Additionally, the IFAI issued some Recommendations on Security of Personal Data in order to have a frame of reference with respect to the minimum actions considered necessary for the security of personal information. The IFAI has expressed, as a general recommendation, to adopt a Security Management System of Personal Data, which has four cycles with different phases and activities known as ‘Plan-Do-Check-Act’.
Transferring and sharing personal information is also an important issue to consider in any compliance program. As a general rule, any transfer of personal information requires consent from the data owner and disclosure in the privacy notice. From the perspective of the Mexican Data Protection Law, the transfer and sharing of personal information with data processors does not require consent or notice to the data owner. Also, the Mexican Data Protection Law allows the transfer of personal information to parent companies, subsidiaries or affiliates as long as binding corporate rules are implemented. However, other financial laws may not contain data-processor or ‘intercompany’ exceptions.
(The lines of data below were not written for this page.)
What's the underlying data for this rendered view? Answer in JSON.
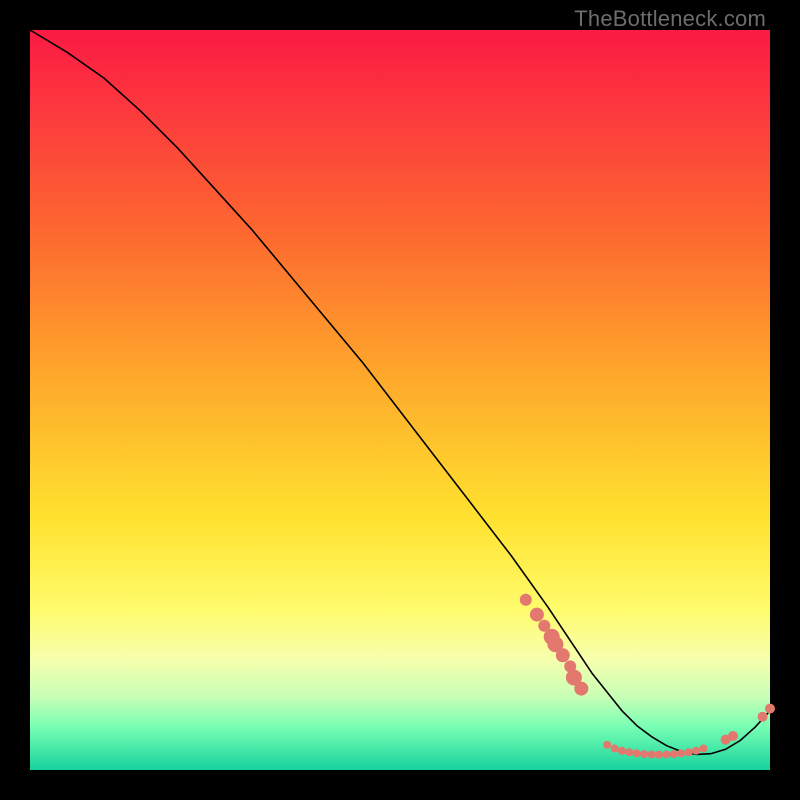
{
  "watermark": "TheBottleneck.com",
  "chart_data": {
    "type": "line",
    "title": "",
    "xlabel": "",
    "ylabel": "",
    "xlim": [
      0,
      100
    ],
    "ylim": [
      0,
      100
    ],
    "grid": false,
    "legend": false,
    "curve": {
      "name": "bottleneck-curve",
      "x": [
        0,
        5,
        10,
        15,
        20,
        25,
        30,
        35,
        40,
        45,
        50,
        55,
        60,
        65,
        70,
        72,
        74,
        76,
        78,
        80,
        82,
        84,
        86,
        88,
        90,
        92,
        94,
        96,
        98,
        100
      ],
      "y": [
        100,
        97,
        93.5,
        89,
        84,
        78.5,
        73,
        67,
        61,
        55,
        48.5,
        42,
        35.5,
        29,
        22,
        19,
        16,
        13,
        10.5,
        8,
        6,
        4.5,
        3.3,
        2.5,
        2.1,
        2.2,
        2.8,
        4,
        5.8,
        8
      ]
    },
    "series": [
      {
        "name": "cluster-mid-left",
        "type": "scatter",
        "x": [
          67,
          68.5,
          69.5,
          70.5,
          71,
          72,
          73
        ],
        "y": [
          23,
          21,
          19.5,
          18,
          17,
          15.5,
          14
        ],
        "r": [
          6,
          7,
          6,
          8,
          8,
          7,
          6
        ]
      },
      {
        "name": "cluster-mid-right",
        "type": "scatter",
        "x": [
          73.5,
          74.5
        ],
        "y": [
          12.5,
          11
        ],
        "r": [
          8,
          7
        ]
      },
      {
        "name": "valley-band",
        "type": "scatter",
        "x": [
          78,
          79,
          80,
          81,
          82,
          83,
          84,
          85,
          86,
          87,
          88,
          89,
          90,
          91
        ],
        "y": [
          3.4,
          2.9,
          2.6,
          2.4,
          2.25,
          2.15,
          2.1,
          2.08,
          2.1,
          2.15,
          2.25,
          2.4,
          2.6,
          2.9
        ],
        "r": [
          4,
          4,
          4,
          4,
          4,
          4,
          4,
          4,
          4,
          4,
          4,
          4,
          4,
          4
        ]
      },
      {
        "name": "valley-band-text",
        "type": "text-marker",
        "x": 84.5,
        "y": 3.2,
        "text": ""
      },
      {
        "name": "right-dots-lower",
        "type": "scatter",
        "x": [
          94,
          95
        ],
        "y": [
          4.1,
          4.6
        ],
        "r": [
          5,
          5
        ]
      },
      {
        "name": "right-dots-upper",
        "type": "scatter",
        "x": [
          99,
          100
        ],
        "y": [
          7.2,
          8.3
        ],
        "r": [
          5,
          5
        ]
      }
    ]
  }
}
Any compliance program should emphasise the need to respect the data owner’s decision to not be contacted for purposes different from those strictly related to contract performance. For instance, customers have the right not to be contacted (and consent is required to contact them) for marketing purposes. There is a registry where consumers of financial services may register their email addresses and phone number in order to avoid unwanted advertising and this registry shall be consulted by financial institutions before engaging in any marketing campaign. Note that in one of the cases against Banamex, the situation that triggered the verification by the regulator was an unjustified contact to a person that no longer had any relationship with Banamex.
Last but not least, financial institutions must also consider secrecy and confidentiality obligations stemming from other industry-specific laws, such as the Credit Institutions Law (Ley de Instituciones de Crédito), the Financial Transparency Law (Ley para la Transparencia y Ordenamiento de Servicios Financieros) and others. These industry-specific requirements are very relevant and there is not always consistency between financial secrecy rules and privacy rules.
For some reason, the Mexican regulator has chosen the financial industry to set an example about the negative consequences of breaching the Mexican Data Protection Law. Therefore, financial institutions must concentrate on compliance programs and keep themselves up to date with recent decisions, recommendations and rules issued on this topic. The actions mentioned above are only the first steps that financial institutions must follow to comply with the Mexican Data Protection Law.
Federico De Noriega O. is a partner and Rodrigo Méndez S. is a senior associate at Barrera, Siqueiros y Torres Landa. Mr Noriega can be contacted on +52 55 5091 0154 or by email: firstname.lastname@example.org. Mr Méndez can be contacted on +52 55 5091 0166 or by email: email@example.com.
© Financier Worldwide
Federico De Noriega O. and Rodrigo Méndez S.
Barrera, Siqueiros y Torres Landa